The King Fire blazed to its peak over the next week and by race day we knew that, barring a 180-degree shift in wind direction to blow away the smoke, there was little chance the race would go on. Nevertheless, we woke up at 4am to ride to the start line at the beach and squeeze into our wetsuits. Five minutes before the starting cannon, the race was canceled.
It took a few days for the disappointment to melt away, then I decided to use the remainder of 2014 the same way I’d used the end of 2013 — to get a lot faster on the bike.
My performance had started to plateau, a fact that I attributed to my ad hoc, “what should I do tomorrow” approach to training, so I decided to:
8. Make an explicit daily training calendar
I researched a half-dozen in-person and online coaching programs, and chose one that fit my budget. A veteran Ironman coach gave me a questionnaire about my race history, future goals, and realistic training capabilities and spent half an hour on the phone discussing it. He used that information to customize a series of 13-week training plans that were appropriate to my skills and goals and delivered them as a set of detailed daily workout instructions for every day from October 15th, 2014 through September, 20, 2015 — the date of the next Ironman Lake Tahoe.
Within the second week of this new, highly structured approach to training, I began to:
9. Apply an ROI approach to training
Training time is not interchangeable. It’s possible to build more fitness in an hour of intense, structured training than in three hours of “junk miles”. My coach encouraged me to approach each workout with the question, “How can I get the most out of this hour?”
The inevitable answer is often, “Work really fucking hard for an hour.”
Thinking about return on investment and applying it’s implications to my workout schedule solidified my routine:
- Monday is rest day
- Tuesday and Thursday are morning high-intensity intervals
- Wednesday and Friday are morning sub-threshold workouts
- Saturday is a long ride
- Sunday is a medium ride, followed by a long run
Over the preceding two years, I’d taken the budget approach to training by using a heart rate monitor to gauge my effort level. For example, I knew that I could hold 145bpm for 10+ hours, 170bpm for 90 minutes, and 192bpm for 2 minutes. There are two problems with heart rate-based training, however:
- External variables
Lag means that it takes a while for your heart rate to adjust to match your energy output. That makes it harder to do interval training. External variables are worse. Is it warm out? Adjust your bpm. Did you have caffeine recently? Adjust your bpm. You get the idea.
So, I bit the bullet:
10. Buy an indoor trainer and a power meter
Over the last three months, I’ve been doing a lot of interval training — riding and running at max speed, recovering, then repeating. They hurt. But they’re shorter now, so I can get through them. And I’m getting faster.
Now that I can see exactly how many watts of power I’m producing at any point, I don’t sandbag, whether indoors or on the road. It also helps that my trainer automatically increases the resistance if I start to slack off my target wattage.

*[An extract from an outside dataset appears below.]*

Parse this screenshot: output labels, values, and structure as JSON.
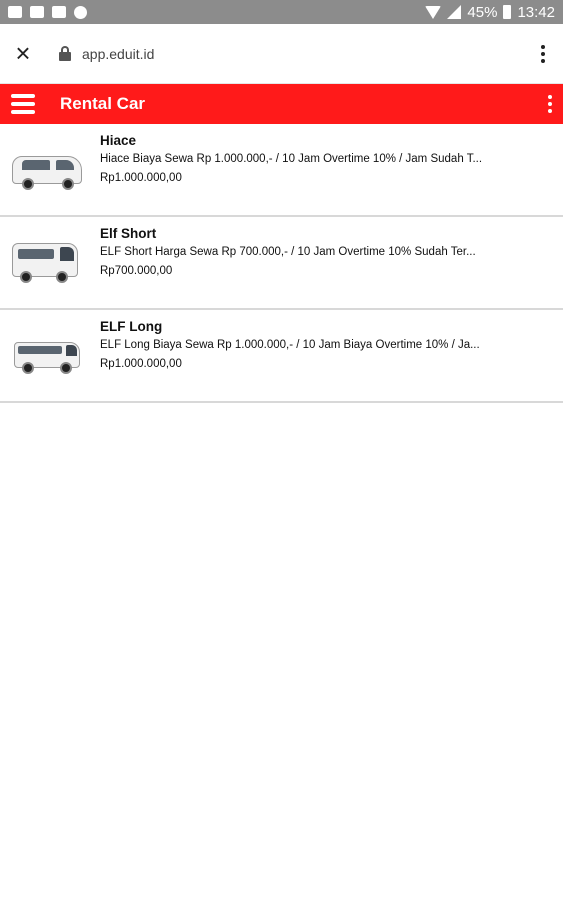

11. Surround yourself with supportive people
My girlfriend goes running with me now and then; for Christmas she got me a reverse present: she signed up for the HITS sprint-distance triathlon and swimming lessons so that I could have a training partner.
My team at 42Floors has never complained when I’m gone for training, when I sit around the office all stinky without showering, or when I get long-winded about training, the way I am right now. If you’d like to help people find great office space, we’re hiring.
With four months to go until my next race, another half-Ironman, I’m targeting a 5:30 finish, which should be enough to squeeze into the top third in my age group. After that, Ironman Lake Tahoe. In the mean time, Lokesh posted a 7-second lead over me on Twin Peaks so I’ll be trying to catch him.